## Assignment
The entries below must be reproduced exactly; their pictures are not part of the copy.
====== Records provided
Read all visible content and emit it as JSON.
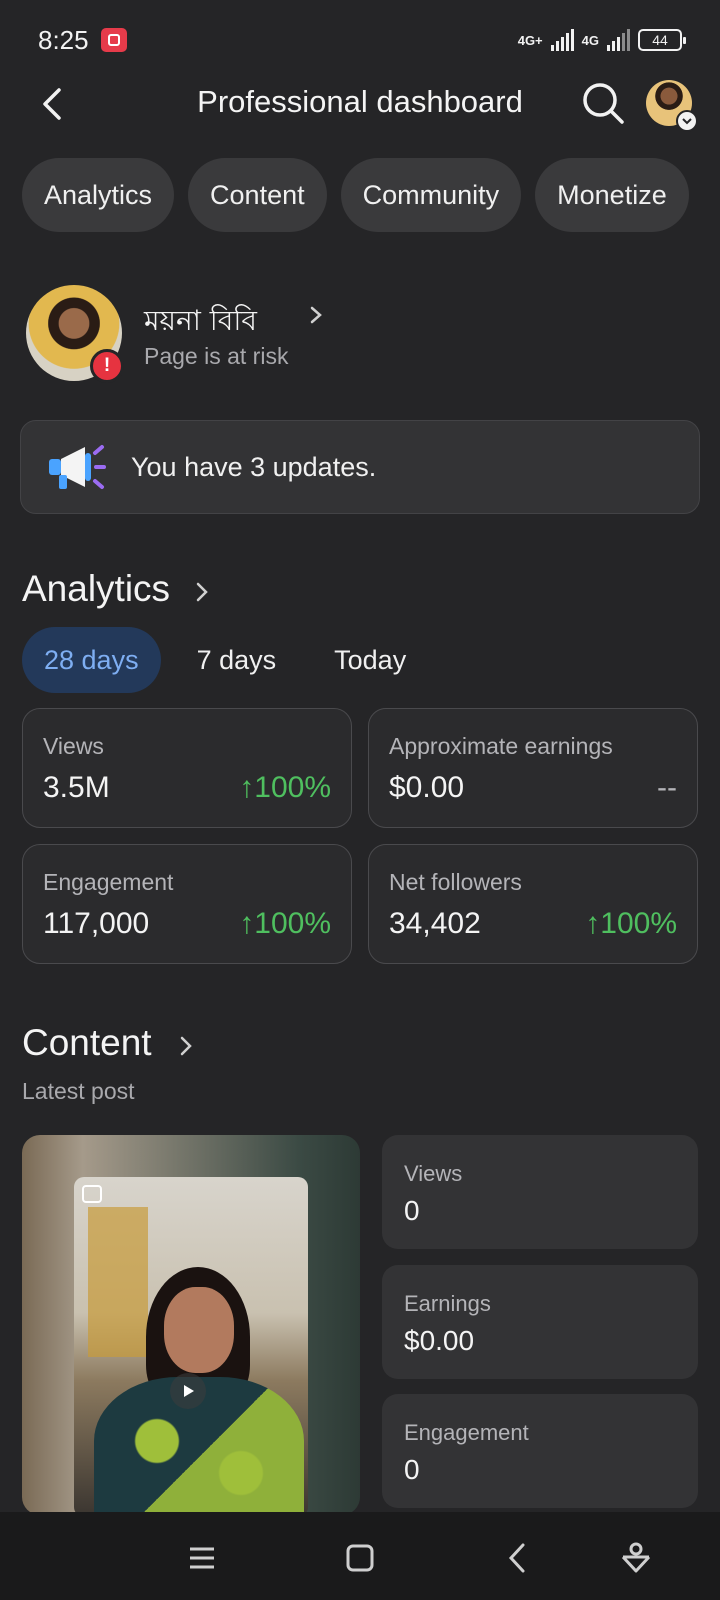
{
  "status_bar": {
    "time": "8:25",
    "network1": "4G+",
    "network2": "4G",
    "battery": "44"
  },
  "header": {
    "title": "Professional dashboard"
  },
  "tabs": [
    {
      "label": "Analytics"
    },
    {
      "label": "Content"
    },
    {
      "label": "Community"
    },
    {
      "label": "Monetize"
    }
  ],
  "profile": {
    "name": "ময়না বিবি",
    "status": "Page is at risk",
    "badge": "!"
  },
  "updates": {
    "text": "You have 3 updates."
  },
  "analytics": {
    "title": "Analytics",
    "ranges": [
      {
        "label": "28 days",
        "active": true
      },
      {
        "label": "7 days",
        "active": false
      },
      {
        "label": "Today",
        "active": false
      }
    ],
    "cards": [
      {
        "label": "Views",
        "value": "3.5M",
        "change": "100%"
      },
      {
        "label": "Approximate earnings",
        "value": "$0.00",
        "change": "--"
      },
      {
        "label": "Engagement",
        "value": "117,000",
        "change": "100%"
      },
      {
        "label": "Net followers",
        "value": "34,402",
        "change": "100%"
      }
    ]
  },
  "content": {
    "title": "Content",
    "subtitle": "Latest post",
    "metrics": [
      {
        "label": "Views",
        "value": "0"
      },
      {
        "label": "Earnings",
        "value": "$0.00"
      },
      {
        "label": "Engagement",
        "value": "0"
      }
    ]
  },
  "colors": {
    "background": "#252527",
    "accent_blue": "#7eaef2",
    "positive_green": "#4fbf5f",
    "alert_red": "#e63340"
  },
  "icons": {
    "back": "back-icon",
    "search": "search-icon",
    "megaphone": "megaphone-icon",
    "nav": [
      "menu-icon",
      "home-square-icon",
      "back-nav-icon",
      "assistant-icon"
    ]
  }
}
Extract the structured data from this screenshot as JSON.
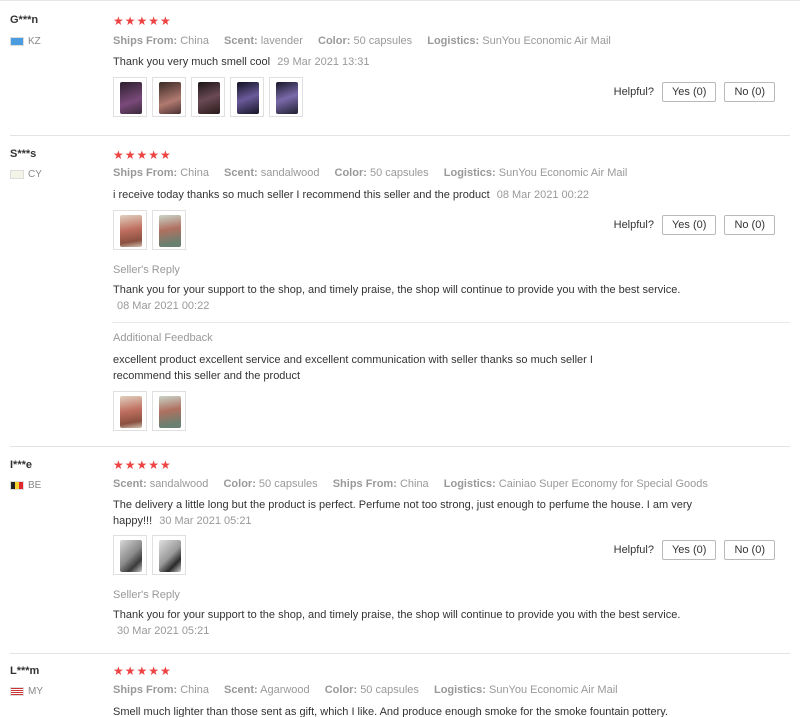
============
## Result of this exercise
Read all visible content and emit it as JSON.
{
  "status_bar": {
    "time": "8:25",
    "network1": "4G+",
    "network2": "4G",
    "battery": "44"
  },
  "header": {
    "title": "Professional dashboard"
  },
  "tabs": [
    {
      "label": "Analytics"
    },
    {
      "label": "Content"
    },
    {
      "label": "Community"
    },
    {
      "label": "Monetize"
    }
  ],
  "profile": {
    "name": "ময়না বিবি",
    "status": "Page is at risk",
    "badge": "!"
  },
  "updates": {
    "text": "You have 3 updates."
  },
  "analytics": {
    "title": "Analytics",
    "ranges": [
      {
        "label": "28 days",
        "active": true
      },
      {
        "label": "7 days",
        "active": false
      },
      {
        "label": "Today",
        "active": false
      }
    ],
    "cards": [
      {
        "label": "Views",
        "value": "3.5M",
        "change": "100%"
      },
      {
        "label": "Approximate earnings",
        "value": "$0.00",
        "change": "--"
      },
      {
        "label": "Engagement",
        "value": "117,000",
        "change": "100%"
      },
      {
        "label": "Net followers",
        "value": "34,402",
        "change": "100%"
      }
    ]
  },
  "content": {
    "title": "Content",
    "subtitle": "Latest post",
    "metrics": [
      {
        "label": "Views",
        "value": "0"
      },
      {
        "label": "Earnings",
        "value": "$0.00"
      },
      {
        "label": "Engagement",
        "value": "0"
      }
    ]
  },
  "colors": {
    "background": "#252527",
    "accent_blue": "#7eaef2",
    "positive_green": "#4fbf5f",
    "alert_red": "#e63340"
  },
  "icons": {
    "back": "back-icon",
    "search": "search-icon",
    "megaphone": "megaphone-icon",
    "nav": [
      "menu-icon",
      "home-square-icon",
      "back-nav-icon",
      "assistant-icon"
    ]
  }
}
Extract the structured data from this screenshot as JSON.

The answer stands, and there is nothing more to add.